### [DIRECTIONS]
Comb through the entries for "saver" and pull out each line that holds it.

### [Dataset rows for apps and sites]
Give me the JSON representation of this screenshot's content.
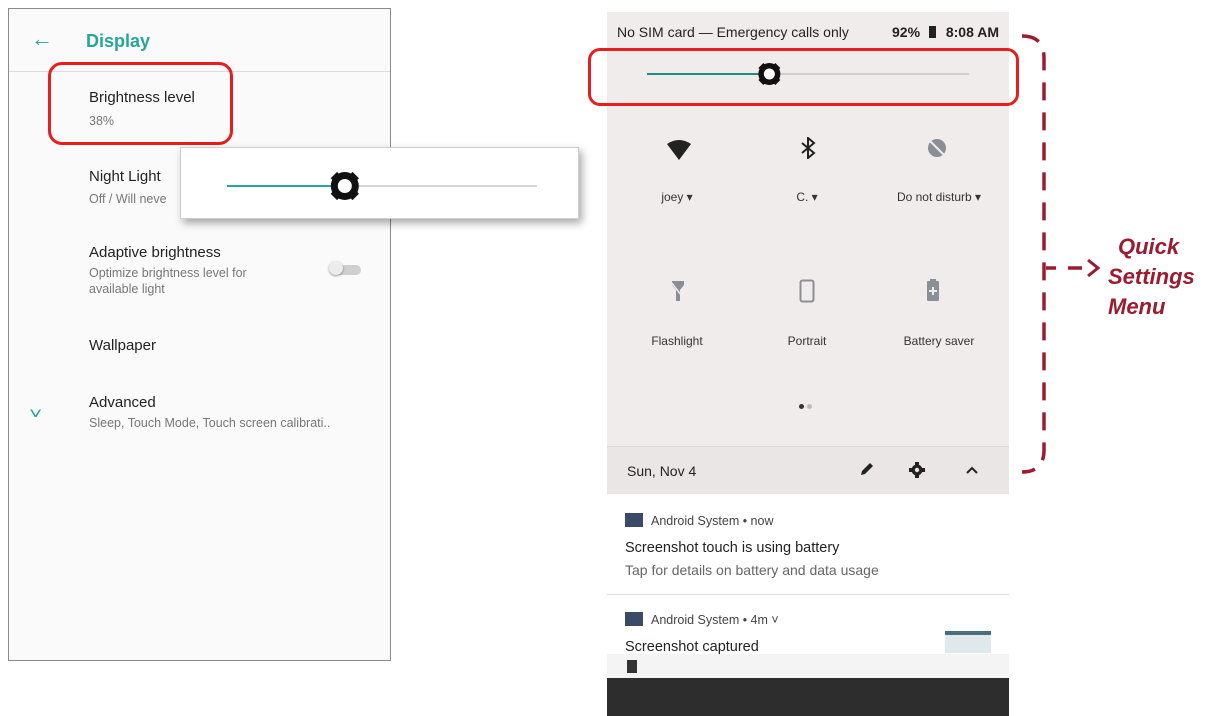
{
  "left_screen": {
    "header": {
      "title": "Display",
      "back_icon": "back-arrow-icon"
    },
    "preferences": [
      {
        "title": "Brightness level",
        "summary": "38%"
      },
      {
        "title": "Night Light",
        "summary": "Off / Will neve"
      },
      {
        "title": "Adaptive brightness",
        "summary_line1": "Optimize brightness level for",
        "summary_line2": "available light",
        "toggle_on": false
      },
      {
        "title": "Wallpaper"
      },
      {
        "title": "Advanced",
        "summary": "Sleep, Touch Mode, Touch screen calibrati.."
      }
    ],
    "brightness_popup": {
      "level": 0.38
    }
  },
  "right_screen": {
    "status_bar": {
      "left": "No SIM card — Emergency calls only",
      "battery": "92%",
      "time": "8:08 AM"
    },
    "brightness": {
      "level": 0.38
    },
    "tiles": [
      {
        "label": "joey",
        "icon": "wifi-icon",
        "has_dropdown": true
      },
      {
        "label": "C.",
        "icon": "bluetooth-icon",
        "has_dropdown": true
      },
      {
        "label": "Do not disturb",
        "icon": "do-not-disturb-icon",
        "has_dropdown": true
      },
      {
        "label": "Flashlight",
        "icon": "flashlight-icon"
      },
      {
        "label": "Portrait",
        "icon": "portrait-icon"
      },
      {
        "label": "Battery saver",
        "icon": "battery-saver-icon"
      }
    ],
    "page_dots": {
      "count": 2,
      "active": 0
    },
    "footer": {
      "date": "Sun, Nov 4",
      "icons": [
        "edit-icon",
        "settings-gear-icon",
        "collapse-chevron-icon"
      ]
    },
    "notifications": [
      {
        "app": "Android System • now",
        "title": "Screenshot touch is using battery",
        "text": "Tap for details on battery and data usage"
      },
      {
        "app": "Android System • 4m ˅",
        "title": "Screenshot captured"
      }
    ]
  },
  "annotation": {
    "line1": "Quick",
    "line2": "Settings",
    "line3": "Menu",
    "color": "#9b1b30"
  },
  "colors": {
    "accent": "#26a69a",
    "highlight": "#e81d1d"
  }
}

### [YOUR SOLUTION]
        "label": "Battery saver",
        "icon": "battery-saver-icon"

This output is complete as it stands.